Identity and Caste Identity
Ever since the first census was taken in 1881, the
caste identity of every person, along with his other identities (land or property, education, occupation etc) was recorded till 1931. Nirmal Kumar Bose's celebrated book 'Hindu Samajer Garan' (The Structure of Hindu Society), published by Viswa-Bharati in 1948, was based on the Census Reports of 1931. In that book, the author recorded the population figures of various castes of Bengal, along with literacy rates and occupational structures among them.
Eight decades have rolled by since then. It is important for not only researchers, but policy makers and administrators also, to be informed about the changes in literacy and occupation among various castes. But there is no way of getting this information. The reason is that in the first census taken after independence (1951), the process of recording the caste status was stopped, and only the recording of scheduled castes and scheduled tribes was maintained. In consequence, an idea could be formed of the changes regarding education, occupation and social empowerment of the SCs and STs, but this was impossible for the upper and middle castes. Hence the census data failed to provide knowledge about the changes in caste-based power structure. Organizations of backward castes protested against it ever since 1951, but the Government of India turned a deaf ear. In 1953, the first Backward Classes Commission (Kaka Kalelkar Commission) was formed and in its report submitted to the Government of India, reservation for the OBCs was recommended. But the Governmnt of India did not accept it. This continued till 1977. After the defeat of the Congress in the Lok Sabha polls in 1977, the demand for the backward castes gained importance at the national level and the second Backward Classes Commision (Mandal Commission) was formed. When the report of the Mandal Commission, which had recommended 27% reservations for the OBCs, was submitted, Indira Gandhi had come back to power. She sent the report to the cold storage. But by then, large-scale turmoils had taken place in the Indian society. As a result, the Mandal Commission returned through V P Singh and 27 % reservations were introduced in the all-India sphere. In the decade of the 1990s, strong demands were raised for reintroduction of caste-based census. As a matter of fact, V P Singh took initiative for scrutinizing caste-based socio-economic conditions. Those who wanted to preserve the caste system felt alarmed. The RSS and the BJP, the main force of feudal ideology and Hindutva, tactfully brought the issue of Ram Mandir to the fore and dislodged V P Singh from power. In consequence, a survey of caste-based socio-economic conditions could not be undertaken.

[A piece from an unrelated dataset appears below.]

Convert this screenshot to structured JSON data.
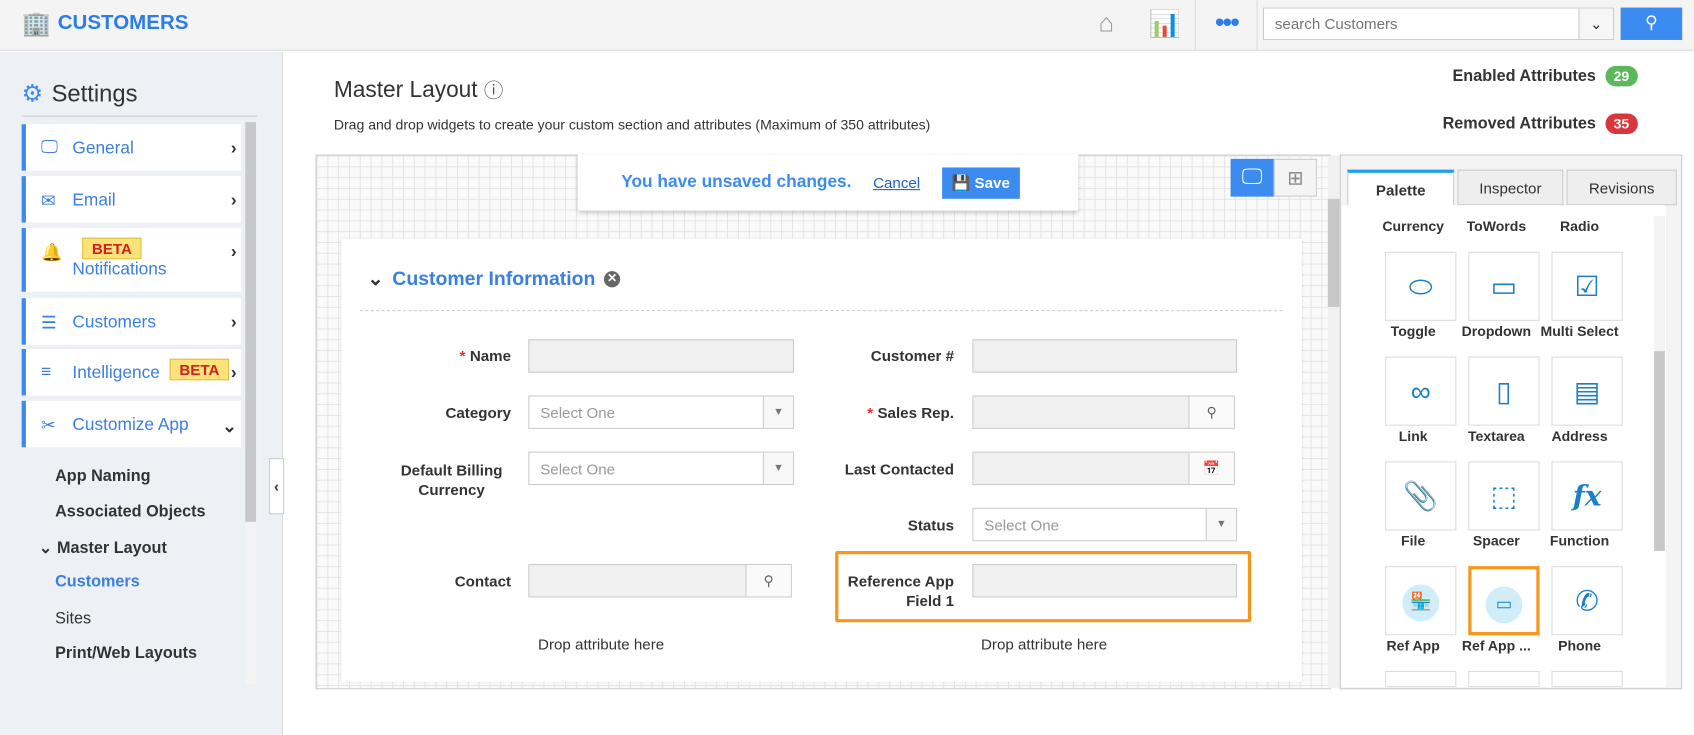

Finally, it was decided to undertake a caste-based survey in the 2011 Census. But the Congress Government
at the center, true to its nature, practiced double standards. In the original census, caste identities were not recorded and a separate survey was made. This survey, conducted from 2011 to 2013, was titled SEEC, meaning socio-economic and caste-based survey. Recently the Government of India has published its results, but not entirely. The results of the caste-based survey has been withheld. As excuses, Arun Jaitley and Rao Virendar Singh have argued that since these data are to be used by the government for implementation of its programmes, they need not be brought out in public. The motive is clear. The publication of the results would reveal the real conditions of the dalits, adivasis, OBCs and Muslims. Hence it is necessary to withhold their publication for the sake of preserving the dominance and control of the upper castes over the Indian society.
The BJP is now arranging a nationwide worship of Ambedkar, ostensibly in order to use his popularity. But Ambedkar wanted annihilation of caste, while the BJP has been working for its preservation. E Sudarshan Rao has been appointed Head of the ICHR, although he is little known as a historian. But some time ago, he wrote a piece, defending the caste system of India. He tried to prove that this system has done much good to India, and that some persons have mistakenly described it as an exploitative system.
The BJP has been trying to restructure the economic system so as to evict vast numbers of peasants from land and are forced to work as agricultural labourers. Attempts are afoot to reform the labour laws accordingly. The Modi government has started cancelling the small-scale social security measures introduced under the earlier regime. Its objection to the publication of the caste-based survey is part of this neo-liberal onslaught. Important political parties like JD(U), Rastriya Janata Dal, DMK, Socialist Party and the CPI(M) have decried this attitude of the Modi Government and demanded publication of the results. Whatever the dilatory tactics of the Congress earlier, it is also now demanding the same. It appears that the Modi Government, as in the case of its Land Ordinance or Reforming Labour laws, will be faced with all-out opposition in this case also.
[courtesy : Sramajibi Bhasa, August 2015]
Vol. 48, No. 10, Sep 13 - 19, 2015